---- Exercise inputs

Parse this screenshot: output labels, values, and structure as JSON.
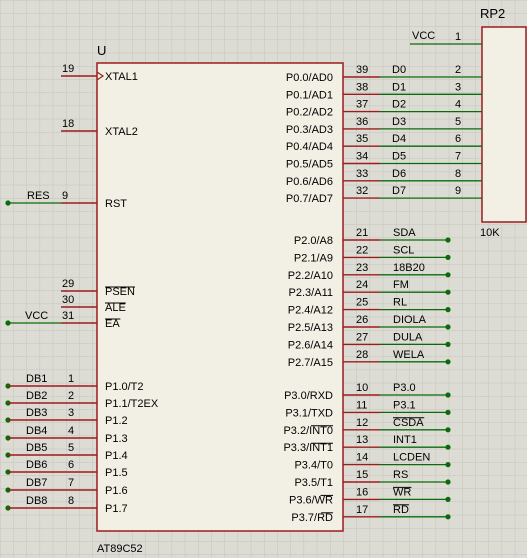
{
  "colors": {
    "background": "#dcdcd4",
    "grid": "#c4c4bc",
    "body_fill": "#f2f0e4",
    "body_stroke": "#9c1c1c",
    "wire": "#0b6b0b",
    "pin_line": "#9c1c1c",
    "text": "#000000"
  },
  "mcu": {
    "ref": "U",
    "part": "AT89C52",
    "left_pins": [
      {
        "num": "19",
        "name": "XTAL1",
        "clock": true
      },
      {
        "num": "18",
        "name": "XTAL2"
      },
      {
        "num": "9",
        "name": "RST",
        "net": "RES"
      },
      {
        "num": "29",
        "name": "PSEN",
        "overline": true
      },
      {
        "num": "30",
        "name": "ALE",
        "overline": true
      },
      {
        "num": "31",
        "name": "EA",
        "overline": true,
        "net": "VCC"
      },
      {
        "num": "1",
        "name": "P1.0/T2",
        "net": "DB1"
      },
      {
        "num": "2",
        "name": "P1.1/T2EX",
        "net": "DB2"
      },
      {
        "num": "3",
        "name": "P1.2",
        "net": "DB3"
      },
      {
        "num": "4",
        "name": "P1.3",
        "net": "DB4"
      },
      {
        "num": "5",
        "name": "P1.4",
        "net": "DB5"
      },
      {
        "num": "6",
        "name": "P1.5",
        "net": "DB6"
      },
      {
        "num": "7",
        "name": "P1.6",
        "net": "DB7"
      },
      {
        "num": "8",
        "name": "P1.7",
        "net": "DB8"
      }
    ],
    "right_pins": [
      {
        "num": "39",
        "name": "P0.0/AD0",
        "net": "D0"
      },
      {
        "num": "38",
        "name": "P0.1/AD1",
        "net": "D1"
      },
      {
        "num": "37",
        "name": "P0.2/AD2",
        "net": "D2"
      },
      {
        "num": "36",
        "name": "P0.3/AD3",
        "net": "D3"
      },
      {
        "num": "35",
        "name": "P0.4/AD4",
        "net": "D4"
      },
      {
        "num": "34",
        "name": "P0.5/AD5",
        "net": "D5"
      },
      {
        "num": "33",
        "name": "P0.6/AD6",
        "net": "D6"
      },
      {
        "num": "32",
        "name": "P0.7/AD7",
        "net": "D7"
      },
      {
        "num": "21",
        "name": "P2.0/A8",
        "net": "SDA"
      },
      {
        "num": "22",
        "name": "P2.1/A9",
        "net": "SCL"
      },
      {
        "num": "23",
        "name": "P2.2/A10",
        "net": "18B20"
      },
      {
        "num": "24",
        "name": "P2.3/A11",
        "net": "FM"
      },
      {
        "num": "25",
        "name": "P2.4/A12",
        "net": "RL"
      },
      {
        "num": "26",
        "name": "P2.5/A13",
        "net": "DIOLA"
      },
      {
        "num": "27",
        "name": "P2.6/A14",
        "net": "DULA"
      },
      {
        "num": "28",
        "name": "P2.7/A15",
        "net": "WELA"
      },
      {
        "num": "10",
        "name": "P3.0/RXD",
        "net": "P3.0"
      },
      {
        "num": "11",
        "name": "P3.1/TXD",
        "net": "P3.1"
      },
      {
        "num": "12",
        "name": "P3.2/INT0",
        "net": "CSDA"
      },
      {
        "num": "13",
        "name": "P3.3/INT1",
        "net": "INT1"
      },
      {
        "num": "14",
        "name": "P3.4/T0",
        "net": "LCDEN"
      },
      {
        "num": "15",
        "name": "P3.5/T1",
        "net": "RS"
      },
      {
        "num": "16",
        "name": "P3.6/WR",
        "net": "WR"
      },
      {
        "num": "17",
        "name": "P3.7/RD",
        "net": "RD"
      }
    ]
  },
  "rp2": {
    "ref": "RP2",
    "value": "10K",
    "common_net": "VCC",
    "pins": [
      "1",
      "2",
      "3",
      "4",
      "5",
      "6",
      "7",
      "8",
      "9"
    ]
  }
}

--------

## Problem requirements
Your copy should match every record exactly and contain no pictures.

## Exercise output
Parse this screenshot: output labels, values, and structure as JSON.
{
  "colors": {
    "background": "#dcdcd4",
    "grid": "#c4c4bc",
    "body_fill": "#f2f0e4",
    "body_stroke": "#9c1c1c",
    "wire": "#0b6b0b",
    "pin_line": "#9c1c1c",
    "text": "#000000"
  },
  "mcu": {
    "ref": "U",
    "part": "AT89C52",
    "left_pins": [
      {
        "num": "19",
        "name": "XTAL1",
        "clock": true
      },
      {
        "num": "18",
        "name": "XTAL2"
      },
      {
        "num": "9",
        "name": "RST",
        "net": "RES"
      },
      {
        "num": "29",
        "name": "PSEN",
        "overline": true
      },
      {
        "num": "30",
        "name": "ALE",
        "overline": true
      },
      {
        "num": "31",
        "name": "EA",
        "overline": true,
        "net": "VCC"
      },
      {
        "num": "1",
        "name": "P1.0/T2",
        "net": "DB1"
      },
      {
        "num": "2",
        "name": "P1.1/T2EX",
        "net": "DB2"
      },
      {
        "num": "3",
        "name": "P1.2",
        "net": "DB3"
      },
      {
        "num": "4",
        "name": "P1.3",
        "net": "DB4"
      },
      {
        "num": "5",
        "name": "P1.4",
        "net": "DB5"
      },
      {
        "num": "6",
        "name": "P1.5",
        "net": "DB6"
      },
      {
        "num": "7",
        "name": "P1.6",
        "net": "DB7"
      },
      {
        "num": "8",
        "name": "P1.7",
        "net": "DB8"
      }
    ],
    "right_pins": [
      {
        "num": "39",
        "name": "P0.0/AD0",
        "net": "D0"
      },
      {
        "num": "38",
        "name": "P0.1/AD1",
        "net": "D1"
      },
      {
        "num": "37",
        "name": "P0.2/AD2",
        "net": "D2"
      },
      {
        "num": "36",
        "name": "P0.3/AD3",
        "net": "D3"
      },
      {
        "num": "35",
        "name": "P0.4/AD4",
        "net": "D4"
      },
      {
        "num": "34",
        "name": "P0.5/AD5",
        "net": "D5"
      },
      {
        "num": "33",
        "name": "P0.6/AD6",
        "net": "D6"
      },
      {
        "num": "32",
        "name": "P0.7/AD7",
        "net": "D7"
      },
      {
        "num": "21",
        "name": "P2.0/A8",
        "net": "SDA"
      },
      {
        "num": "22",
        "name": "P2.1/A9",
        "net": "SCL"
      },
      {
        "num": "23",
        "name": "P2.2/A10",
        "net": "18B20"
      },
      {
        "num": "24",
        "name": "P2.3/A11",
        "net": "FM"
      },
      {
        "num": "25",
        "name": "P2.4/A12",
        "net": "RL"
      },
      {
        "num": "26",
        "name": "P2.5/A13",
        "net": "DIOLA"
      },
      {
        "num": "27",
        "name": "P2.6/A14",
        "net": "DULA"
      },
      {
        "num": "28",
        "name": "P2.7/A15",
        "net": "WELA"
      },
      {
        "num": "10",
        "name": "P3.0/RXD",
        "net": "P3.0"
      },
      {
        "num": "11",
        "name": "P3.1/TXD",
        "net": "P3.1"
      },
      {
        "num": "12",
        "name": "P3.2/INT0",
        "net": "CSDA"
      },
      {
        "num": "13",
        "name": "P3.3/INT1",
        "net": "INT1"
      },
      {
        "num": "14",
        "name": "P3.4/T0",
        "net": "LCDEN"
      },
      {
        "num": "15",
        "name": "P3.5/T1",
        "net": "RS"
      },
      {
        "num": "16",
        "name": "P3.6/WR",
        "net": "WR"
      },
      {
        "num": "17",
        "name": "P3.7/RD",
        "net": "RD"
      }
    ]
  },
  "rp2": {
    "ref": "RP2",
    "value": "10K",
    "common_net": "VCC",
    "pins": [
      "1",
      "2",
      "3",
      "4",
      "5",
      "6",
      "7",
      "8",
      "9"
    ]
  }
}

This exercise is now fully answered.